## The problem
Copy every line below. Do not alter any of them.
[Dataset extract]
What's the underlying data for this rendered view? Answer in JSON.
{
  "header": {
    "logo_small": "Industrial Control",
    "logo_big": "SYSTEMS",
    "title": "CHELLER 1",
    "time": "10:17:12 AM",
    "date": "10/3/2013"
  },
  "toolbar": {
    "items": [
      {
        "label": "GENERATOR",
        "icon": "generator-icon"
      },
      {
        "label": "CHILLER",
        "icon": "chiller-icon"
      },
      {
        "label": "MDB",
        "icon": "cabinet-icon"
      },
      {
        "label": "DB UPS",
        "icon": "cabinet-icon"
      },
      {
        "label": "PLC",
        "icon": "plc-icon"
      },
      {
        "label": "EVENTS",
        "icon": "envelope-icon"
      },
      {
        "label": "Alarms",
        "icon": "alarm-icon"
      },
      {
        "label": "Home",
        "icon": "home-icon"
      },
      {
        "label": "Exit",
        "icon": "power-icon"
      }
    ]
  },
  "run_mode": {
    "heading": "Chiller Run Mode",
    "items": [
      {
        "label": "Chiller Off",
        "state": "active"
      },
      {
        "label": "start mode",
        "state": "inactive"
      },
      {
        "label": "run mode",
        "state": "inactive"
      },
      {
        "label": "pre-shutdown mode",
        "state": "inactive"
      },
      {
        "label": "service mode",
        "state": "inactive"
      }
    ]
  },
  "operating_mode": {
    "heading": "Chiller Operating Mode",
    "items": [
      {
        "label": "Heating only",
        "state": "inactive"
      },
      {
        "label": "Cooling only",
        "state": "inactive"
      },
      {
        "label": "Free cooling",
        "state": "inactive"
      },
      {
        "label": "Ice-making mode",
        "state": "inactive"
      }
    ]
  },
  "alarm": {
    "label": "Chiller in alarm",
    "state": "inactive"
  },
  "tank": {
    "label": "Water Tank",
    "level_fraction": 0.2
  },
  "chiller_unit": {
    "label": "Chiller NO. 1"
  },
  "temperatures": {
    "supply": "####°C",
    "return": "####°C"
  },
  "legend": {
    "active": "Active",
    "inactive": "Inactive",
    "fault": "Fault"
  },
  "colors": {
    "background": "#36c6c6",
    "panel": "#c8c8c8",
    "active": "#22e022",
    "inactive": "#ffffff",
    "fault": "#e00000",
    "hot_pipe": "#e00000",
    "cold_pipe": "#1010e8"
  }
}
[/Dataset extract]
## Answer section
What's the underlying data for this rendered view? Answer in JSON.
{
  "header": {
    "logo_small": "Industrial Control",
    "logo_big": "SYSTEMS",
    "title": "CHELLER 1",
    "time": "10:17:12 AM",
    "date": "10/3/2013"
  },
  "toolbar": {
    "items": [
      {
        "label": "GENERATOR",
        "icon": "generator-icon"
      },
      {
        "label": "CHILLER",
        "icon": "chiller-icon"
      },
      {
        "label": "MDB",
        "icon": "cabinet-icon"
      },
      {
        "label": "DB UPS",
        "icon": "cabinet-icon"
      },
      {
        "label": "PLC",
        "icon": "plc-icon"
      },
      {
        "label": "EVENTS",
        "icon": "envelope-icon"
      },
      {
        "label": "Alarms",
        "icon": "alarm-icon"
      },
      {
        "label": "Home",
        "icon": "home-icon"
      },
      {
        "label": "Exit",
        "icon": "power-icon"
      }
    ]
  },
  "run_mode": {
    "heading": "Chiller Run Mode",
    "items": [
      {
        "label": "Chiller Off",
        "state": "active"
      },
      {
        "label": "start mode",
        "state": "inactive"
      },
      {
        "label": "run mode",
        "state": "inactive"
      },
      {
        "label": "pre-shutdown mode",
        "state": "inactive"
      },
      {
        "label": "service mode",
        "state": "inactive"
      }
    ]
  },
  "operating_mode": {
    "heading": "Chiller Operating Mode",
    "items": [
      {
        "label": "Heating only",
        "state": "inactive"
      },
      {
        "label": "Cooling only",
        "state": "inactive"
      },
      {
        "label": "Free cooling",
        "state": "inactive"
      },
      {
        "label": "Ice-making mode",
        "state": "inactive"
      }
    ]
  },
  "alarm": {
    "label": "Chiller in alarm",
    "state": "inactive"
  },
  "tank": {
    "label": "Water Tank",
    "level_fraction": 0.2
  },
  "chiller_unit": {
    "label": "Chiller NO. 1"
  },
  "temperatures": {
    "supply": "####°C",
    "return": "####°C"
  },
  "legend": {
    "active": "Active",
    "inactive": "Inactive",
    "fault": "Fault"
  },
  "colors": {
    "background": "#36c6c6",
    "panel": "#c8c8c8",
    "active": "#22e022",
    "inactive": "#ffffff",
    "fault": "#e00000",
    "hot_pipe": "#e00000",
    "cold_pipe": "#1010e8"
  }
}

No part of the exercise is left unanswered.